> Data entries
■ ■ ■ ■ ■
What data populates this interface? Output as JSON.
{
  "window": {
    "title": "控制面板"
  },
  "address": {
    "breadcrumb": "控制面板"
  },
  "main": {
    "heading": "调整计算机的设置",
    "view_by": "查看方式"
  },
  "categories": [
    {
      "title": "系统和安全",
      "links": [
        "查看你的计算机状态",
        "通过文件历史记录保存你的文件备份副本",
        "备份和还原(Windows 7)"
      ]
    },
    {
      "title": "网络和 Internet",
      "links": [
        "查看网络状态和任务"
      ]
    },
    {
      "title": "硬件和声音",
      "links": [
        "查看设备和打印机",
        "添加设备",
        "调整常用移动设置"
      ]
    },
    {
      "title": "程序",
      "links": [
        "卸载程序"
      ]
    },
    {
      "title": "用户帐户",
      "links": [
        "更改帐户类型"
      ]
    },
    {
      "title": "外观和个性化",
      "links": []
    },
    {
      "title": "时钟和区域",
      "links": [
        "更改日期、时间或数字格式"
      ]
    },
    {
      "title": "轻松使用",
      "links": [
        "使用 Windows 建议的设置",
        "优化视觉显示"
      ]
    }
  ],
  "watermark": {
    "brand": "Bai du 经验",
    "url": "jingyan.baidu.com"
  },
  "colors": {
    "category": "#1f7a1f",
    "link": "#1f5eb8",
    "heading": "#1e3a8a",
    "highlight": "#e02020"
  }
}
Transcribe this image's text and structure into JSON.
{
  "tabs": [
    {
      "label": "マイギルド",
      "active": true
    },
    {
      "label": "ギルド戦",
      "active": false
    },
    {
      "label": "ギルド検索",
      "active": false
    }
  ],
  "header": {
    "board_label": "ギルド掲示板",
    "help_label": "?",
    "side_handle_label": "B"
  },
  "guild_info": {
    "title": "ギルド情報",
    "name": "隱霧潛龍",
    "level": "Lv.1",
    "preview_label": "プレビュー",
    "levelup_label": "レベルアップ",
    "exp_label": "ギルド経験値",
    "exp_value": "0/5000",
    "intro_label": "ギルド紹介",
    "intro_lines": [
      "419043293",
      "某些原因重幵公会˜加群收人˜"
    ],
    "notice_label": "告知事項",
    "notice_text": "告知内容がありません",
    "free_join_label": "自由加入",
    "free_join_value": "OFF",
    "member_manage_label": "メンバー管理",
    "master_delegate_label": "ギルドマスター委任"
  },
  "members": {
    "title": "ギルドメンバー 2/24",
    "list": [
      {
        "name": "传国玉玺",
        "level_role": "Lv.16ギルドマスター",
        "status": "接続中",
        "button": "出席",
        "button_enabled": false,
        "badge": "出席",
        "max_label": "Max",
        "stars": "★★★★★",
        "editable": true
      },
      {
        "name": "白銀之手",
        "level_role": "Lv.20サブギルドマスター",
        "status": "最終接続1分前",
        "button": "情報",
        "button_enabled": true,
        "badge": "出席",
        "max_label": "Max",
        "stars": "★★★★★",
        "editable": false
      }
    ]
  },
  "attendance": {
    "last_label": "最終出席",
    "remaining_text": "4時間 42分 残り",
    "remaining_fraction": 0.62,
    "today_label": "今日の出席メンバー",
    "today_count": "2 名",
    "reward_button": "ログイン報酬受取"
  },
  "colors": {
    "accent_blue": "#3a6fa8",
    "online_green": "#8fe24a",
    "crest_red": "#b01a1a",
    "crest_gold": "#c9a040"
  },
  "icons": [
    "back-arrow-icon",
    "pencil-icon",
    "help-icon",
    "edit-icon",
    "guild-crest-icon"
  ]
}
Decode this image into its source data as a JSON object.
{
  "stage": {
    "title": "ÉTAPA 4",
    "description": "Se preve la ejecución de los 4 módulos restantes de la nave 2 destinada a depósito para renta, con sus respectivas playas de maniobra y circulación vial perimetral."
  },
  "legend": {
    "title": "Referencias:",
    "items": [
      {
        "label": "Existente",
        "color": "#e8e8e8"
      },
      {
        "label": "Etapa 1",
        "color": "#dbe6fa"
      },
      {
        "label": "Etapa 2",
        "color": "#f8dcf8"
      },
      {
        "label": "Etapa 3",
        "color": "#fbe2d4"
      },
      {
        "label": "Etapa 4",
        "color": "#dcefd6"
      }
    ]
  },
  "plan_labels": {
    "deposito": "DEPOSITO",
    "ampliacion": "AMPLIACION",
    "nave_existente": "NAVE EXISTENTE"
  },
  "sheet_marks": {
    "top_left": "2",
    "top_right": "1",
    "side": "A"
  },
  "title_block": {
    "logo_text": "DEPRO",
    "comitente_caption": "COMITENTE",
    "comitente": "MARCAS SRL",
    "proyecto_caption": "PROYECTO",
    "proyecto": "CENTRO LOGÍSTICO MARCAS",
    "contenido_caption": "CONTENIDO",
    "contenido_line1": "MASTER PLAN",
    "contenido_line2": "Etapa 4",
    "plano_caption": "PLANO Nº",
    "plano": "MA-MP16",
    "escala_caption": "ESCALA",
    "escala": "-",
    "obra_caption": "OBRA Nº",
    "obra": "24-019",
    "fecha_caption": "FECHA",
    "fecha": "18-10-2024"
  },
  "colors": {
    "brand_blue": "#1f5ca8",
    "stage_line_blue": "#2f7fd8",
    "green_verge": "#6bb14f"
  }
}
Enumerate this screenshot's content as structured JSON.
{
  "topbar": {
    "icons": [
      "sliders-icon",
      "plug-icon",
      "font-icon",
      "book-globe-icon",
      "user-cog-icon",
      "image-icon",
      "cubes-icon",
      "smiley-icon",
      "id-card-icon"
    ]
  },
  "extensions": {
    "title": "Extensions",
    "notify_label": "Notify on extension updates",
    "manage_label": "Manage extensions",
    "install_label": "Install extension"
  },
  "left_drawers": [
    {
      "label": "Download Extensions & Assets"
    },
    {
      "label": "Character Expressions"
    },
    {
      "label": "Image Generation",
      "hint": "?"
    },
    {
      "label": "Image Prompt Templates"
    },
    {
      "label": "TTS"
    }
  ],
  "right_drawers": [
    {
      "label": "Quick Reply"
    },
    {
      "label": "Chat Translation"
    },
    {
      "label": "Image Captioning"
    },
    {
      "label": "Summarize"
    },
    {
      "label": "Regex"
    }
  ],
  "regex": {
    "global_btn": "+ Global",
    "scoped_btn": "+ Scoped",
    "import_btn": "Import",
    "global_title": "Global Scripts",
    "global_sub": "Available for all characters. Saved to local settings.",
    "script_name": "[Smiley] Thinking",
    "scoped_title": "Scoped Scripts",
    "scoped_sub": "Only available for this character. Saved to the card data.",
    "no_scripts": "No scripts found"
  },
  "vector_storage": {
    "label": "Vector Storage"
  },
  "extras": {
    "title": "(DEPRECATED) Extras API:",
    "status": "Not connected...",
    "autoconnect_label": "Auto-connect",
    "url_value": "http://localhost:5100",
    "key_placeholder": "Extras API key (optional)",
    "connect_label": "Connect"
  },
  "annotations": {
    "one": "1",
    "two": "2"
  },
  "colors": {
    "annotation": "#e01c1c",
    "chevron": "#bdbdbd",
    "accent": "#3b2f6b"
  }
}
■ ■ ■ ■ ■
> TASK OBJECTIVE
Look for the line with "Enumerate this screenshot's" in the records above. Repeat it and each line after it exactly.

> ANSWER AREA
Enumerate this screenshot's content as structured JSON.
{
  "topbar": {
    "icons": [
      "sliders-icon",
      "plug-icon",
      "font-icon",
      "book-globe-icon",
      "user-cog-icon",
      "image-icon",
      "cubes-icon",
      "smiley-icon",
      "id-card-icon"
    ]
  },
  "extensions": {
    "title": "Extensions",
    "notify_label": "Notify on extension updates",
    "manage_label": "Manage extensions",
    "install_label": "Install extension"
  },
  "left_drawers": [
    {
      "label": "Download Extensions & Assets"
    },
    {
      "label": "Character Expressions"
    },
    {
      "label": "Image Generation",
      "hint": "?"
    },
    {
      "label": "Image Prompt Templates"
    },
    {
      "label": "TTS"
    }
  ],
  "right_drawers": [
    {
      "label": "Quick Reply"
    },
    {
      "label": "Chat Translation"
    },
    {
      "label": "Image Captioning"
    },
    {
      "label": "Summarize"
    },
    {
      "label": "Regex"
    }
  ],
  "regex": {
    "global_btn": "+ Global",
    "scoped_btn": "+ Scoped",
    "import_btn": "Import",
    "global_title": "Global Scripts",
    "global_sub": "Available for all characters. Saved to local settings.",
    "script_name": "[Smiley] Thinking",
    "scoped_title": "Scoped Scripts",
    "scoped_sub": "Only available for this character. Saved to the card data.",
    "no_scripts": "No scripts found"
  },
  "vector_storage": {
    "label": "Vector Storage"
  },
  "extras": {
    "title": "(DEPRECATED) Extras API:",
    "status": "Not connected...",
    "autoconnect_label": "Auto-connect",
    "url_value": "http://localhost:5100",
    "key_placeholder": "Extras API key (optional)",
    "connect_label": "Connect"
  },
  "annotations": {
    "one": "1",
    "two": "2"
  },
  "colors": {
    "annotation": "#e01c1c",
    "chevron": "#bdbdbd",
    "accent": "#3b2f6b"
  }
}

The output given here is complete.